[Start of section]
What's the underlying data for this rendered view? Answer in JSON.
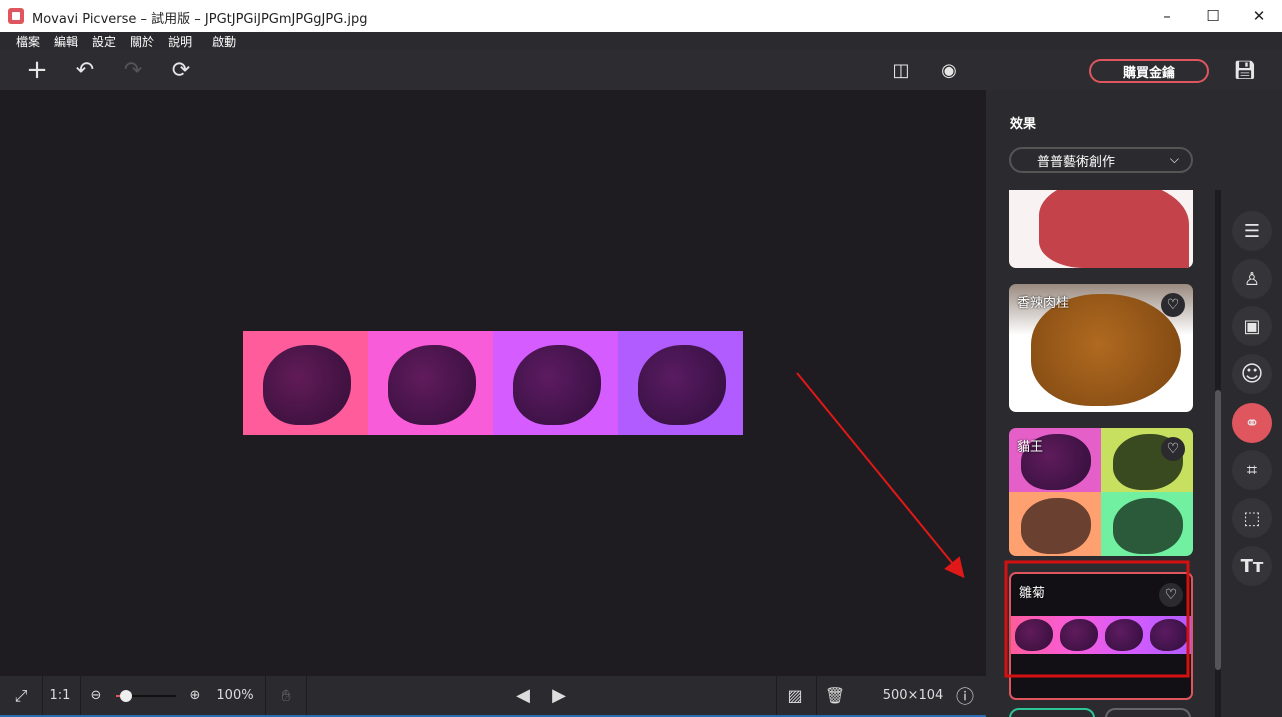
{
  "window": {
    "title": "Movavi Picverse – 試用版 – JPGtJPGiJPGmJPGgJPG.jpg",
    "minimize": "–",
    "maximize": "☐",
    "close": "✕"
  },
  "menu": [
    "檔案",
    "編輯",
    "設定",
    "關於",
    "說明",
    "啟動"
  ],
  "toolbar": {
    "buy_label": "購買金鑰"
  },
  "canvas": {
    "tile_colors": [
      "#ff5c9c",
      "#f85cd8",
      "#d55cff",
      "#b05cff"
    ]
  },
  "panel": {
    "heading": "效果",
    "category": "普普藝術創作",
    "cards": [
      {
        "label": ""
      },
      {
        "label": "香辣肉桂"
      },
      {
        "label": "貓王"
      },
      {
        "label": "雛菊",
        "selected": true
      }
    ]
  },
  "bottom": {
    "ratio": "1:1",
    "zoom": "100%",
    "dimensions": "500×104",
    "zoom_level": 1.0
  },
  "accent": "#e0565f"
}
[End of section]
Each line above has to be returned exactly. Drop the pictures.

What's the underlying data for this rendered view? Answer in JSON.
{
  "window": {
    "title": "Movavi Picverse – 試用版 – JPGtJPGiJPGmJPGgJPG.jpg",
    "minimize": "–",
    "maximize": "☐",
    "close": "✕"
  },
  "menu": [
    "檔案",
    "編輯",
    "設定",
    "關於",
    "說明",
    "啟動"
  ],
  "toolbar": {
    "buy_label": "購買金鑰"
  },
  "canvas": {
    "tile_colors": [
      "#ff5c9c",
      "#f85cd8",
      "#d55cff",
      "#b05cff"
    ]
  },
  "panel": {
    "heading": "效果",
    "category": "普普藝術創作",
    "cards": [
      {
        "label": ""
      },
      {
        "label": "香辣肉桂"
      },
      {
        "label": "貓王"
      },
      {
        "label": "雛菊",
        "selected": true
      }
    ]
  },
  "bottom": {
    "ratio": "1:1",
    "zoom": "100%",
    "dimensions": "500×104",
    "zoom_level": 1.0
  },
  "accent": "#e0565f"
}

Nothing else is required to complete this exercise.